◆ Your goal ◆
Copy every line from the data below in which the string "content" can be found.

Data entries

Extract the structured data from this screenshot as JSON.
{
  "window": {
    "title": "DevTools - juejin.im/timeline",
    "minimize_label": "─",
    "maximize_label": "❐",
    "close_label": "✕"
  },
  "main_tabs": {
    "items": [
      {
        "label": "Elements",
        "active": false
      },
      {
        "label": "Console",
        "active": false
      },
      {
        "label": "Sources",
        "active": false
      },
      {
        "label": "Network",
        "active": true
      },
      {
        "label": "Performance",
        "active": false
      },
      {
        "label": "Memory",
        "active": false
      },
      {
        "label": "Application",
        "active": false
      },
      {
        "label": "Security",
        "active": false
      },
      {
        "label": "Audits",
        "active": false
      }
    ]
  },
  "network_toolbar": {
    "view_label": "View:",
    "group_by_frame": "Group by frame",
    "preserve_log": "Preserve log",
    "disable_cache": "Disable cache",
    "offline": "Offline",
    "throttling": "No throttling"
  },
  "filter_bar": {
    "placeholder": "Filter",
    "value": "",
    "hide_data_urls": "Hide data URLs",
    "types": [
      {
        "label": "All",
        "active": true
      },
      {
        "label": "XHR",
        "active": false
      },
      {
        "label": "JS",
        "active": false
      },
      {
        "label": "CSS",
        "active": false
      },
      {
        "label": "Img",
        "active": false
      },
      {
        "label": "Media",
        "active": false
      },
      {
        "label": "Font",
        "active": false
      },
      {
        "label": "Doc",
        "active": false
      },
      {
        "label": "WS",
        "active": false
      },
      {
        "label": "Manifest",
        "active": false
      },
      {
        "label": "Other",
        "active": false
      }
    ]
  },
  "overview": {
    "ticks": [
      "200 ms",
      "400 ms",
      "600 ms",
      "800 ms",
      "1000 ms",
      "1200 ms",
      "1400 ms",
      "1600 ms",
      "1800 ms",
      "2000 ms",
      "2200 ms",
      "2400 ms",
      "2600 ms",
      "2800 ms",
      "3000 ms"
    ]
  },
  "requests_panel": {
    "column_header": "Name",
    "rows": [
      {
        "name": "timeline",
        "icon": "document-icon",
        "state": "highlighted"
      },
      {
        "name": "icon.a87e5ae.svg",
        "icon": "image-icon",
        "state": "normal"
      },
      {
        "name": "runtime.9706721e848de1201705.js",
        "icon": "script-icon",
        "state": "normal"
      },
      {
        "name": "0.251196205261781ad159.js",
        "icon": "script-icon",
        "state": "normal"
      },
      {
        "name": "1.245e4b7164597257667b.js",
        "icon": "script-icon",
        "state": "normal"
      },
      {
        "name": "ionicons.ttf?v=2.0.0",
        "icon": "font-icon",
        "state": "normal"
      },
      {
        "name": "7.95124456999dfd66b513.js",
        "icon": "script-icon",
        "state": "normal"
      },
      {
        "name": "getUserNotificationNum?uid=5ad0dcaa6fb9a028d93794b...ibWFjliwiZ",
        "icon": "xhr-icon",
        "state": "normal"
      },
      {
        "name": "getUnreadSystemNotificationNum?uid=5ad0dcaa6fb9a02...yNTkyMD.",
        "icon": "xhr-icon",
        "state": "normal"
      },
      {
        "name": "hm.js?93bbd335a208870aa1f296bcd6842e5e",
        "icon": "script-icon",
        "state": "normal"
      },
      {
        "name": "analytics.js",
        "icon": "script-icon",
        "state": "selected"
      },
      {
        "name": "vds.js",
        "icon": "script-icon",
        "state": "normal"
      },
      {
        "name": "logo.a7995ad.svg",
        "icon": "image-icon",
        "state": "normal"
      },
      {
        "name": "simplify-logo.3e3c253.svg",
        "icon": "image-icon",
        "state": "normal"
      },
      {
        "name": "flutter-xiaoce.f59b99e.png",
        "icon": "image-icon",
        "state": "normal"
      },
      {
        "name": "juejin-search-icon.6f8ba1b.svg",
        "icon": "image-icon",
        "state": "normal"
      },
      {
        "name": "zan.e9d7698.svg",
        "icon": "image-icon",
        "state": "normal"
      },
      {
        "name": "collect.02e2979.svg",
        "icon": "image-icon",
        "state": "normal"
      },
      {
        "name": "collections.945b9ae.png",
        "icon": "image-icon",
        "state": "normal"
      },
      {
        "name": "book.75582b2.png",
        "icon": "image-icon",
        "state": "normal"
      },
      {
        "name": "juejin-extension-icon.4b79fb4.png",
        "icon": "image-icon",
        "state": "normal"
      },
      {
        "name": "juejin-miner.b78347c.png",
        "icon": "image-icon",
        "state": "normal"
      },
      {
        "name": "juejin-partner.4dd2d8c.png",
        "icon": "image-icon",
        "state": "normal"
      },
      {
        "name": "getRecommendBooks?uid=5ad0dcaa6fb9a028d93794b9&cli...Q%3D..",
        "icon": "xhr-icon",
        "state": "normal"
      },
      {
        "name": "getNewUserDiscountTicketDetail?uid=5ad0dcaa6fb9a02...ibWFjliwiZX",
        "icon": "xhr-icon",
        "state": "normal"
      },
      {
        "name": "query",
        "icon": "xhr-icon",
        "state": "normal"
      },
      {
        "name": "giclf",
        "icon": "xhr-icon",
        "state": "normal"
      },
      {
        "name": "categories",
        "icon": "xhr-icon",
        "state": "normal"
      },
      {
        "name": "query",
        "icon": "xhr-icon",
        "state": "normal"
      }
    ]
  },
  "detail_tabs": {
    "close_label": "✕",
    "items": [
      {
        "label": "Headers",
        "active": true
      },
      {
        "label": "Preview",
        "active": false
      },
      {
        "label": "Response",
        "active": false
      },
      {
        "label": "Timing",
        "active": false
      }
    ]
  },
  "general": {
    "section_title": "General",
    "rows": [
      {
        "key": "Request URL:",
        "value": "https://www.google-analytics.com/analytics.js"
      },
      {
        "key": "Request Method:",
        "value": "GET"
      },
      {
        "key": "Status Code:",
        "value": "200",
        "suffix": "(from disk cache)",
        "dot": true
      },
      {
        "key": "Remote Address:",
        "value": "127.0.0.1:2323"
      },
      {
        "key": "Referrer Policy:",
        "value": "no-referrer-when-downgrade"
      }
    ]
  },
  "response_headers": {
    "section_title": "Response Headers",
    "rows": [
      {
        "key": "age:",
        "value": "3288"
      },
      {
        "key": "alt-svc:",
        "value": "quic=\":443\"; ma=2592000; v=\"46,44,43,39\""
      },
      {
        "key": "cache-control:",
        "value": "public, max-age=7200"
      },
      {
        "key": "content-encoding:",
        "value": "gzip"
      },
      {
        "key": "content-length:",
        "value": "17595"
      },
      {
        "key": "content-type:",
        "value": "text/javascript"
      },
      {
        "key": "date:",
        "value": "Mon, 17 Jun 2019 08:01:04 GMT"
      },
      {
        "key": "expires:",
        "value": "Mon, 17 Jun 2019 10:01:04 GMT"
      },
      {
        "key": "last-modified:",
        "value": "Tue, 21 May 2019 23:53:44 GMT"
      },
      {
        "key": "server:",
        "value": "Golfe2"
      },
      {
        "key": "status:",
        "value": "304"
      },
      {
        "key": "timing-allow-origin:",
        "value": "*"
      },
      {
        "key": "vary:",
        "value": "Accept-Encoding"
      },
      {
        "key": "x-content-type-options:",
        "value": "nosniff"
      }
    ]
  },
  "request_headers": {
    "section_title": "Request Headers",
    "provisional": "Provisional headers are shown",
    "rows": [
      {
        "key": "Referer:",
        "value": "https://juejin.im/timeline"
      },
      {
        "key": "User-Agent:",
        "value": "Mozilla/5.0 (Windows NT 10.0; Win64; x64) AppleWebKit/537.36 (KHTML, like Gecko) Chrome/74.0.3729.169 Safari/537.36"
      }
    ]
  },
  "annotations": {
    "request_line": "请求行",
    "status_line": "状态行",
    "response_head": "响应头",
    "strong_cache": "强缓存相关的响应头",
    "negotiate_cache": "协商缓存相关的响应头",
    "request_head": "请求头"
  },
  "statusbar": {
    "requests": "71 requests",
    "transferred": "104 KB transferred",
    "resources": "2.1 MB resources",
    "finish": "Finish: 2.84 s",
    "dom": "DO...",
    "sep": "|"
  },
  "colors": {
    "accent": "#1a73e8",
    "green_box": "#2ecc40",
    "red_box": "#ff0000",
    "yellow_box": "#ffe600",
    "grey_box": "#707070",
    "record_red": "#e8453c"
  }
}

◆ Answer below ◆
        "key": "content-encoding:",
        "key": "content-length:",
        "key": "content-type:",
        "key": "x-content-type-options:",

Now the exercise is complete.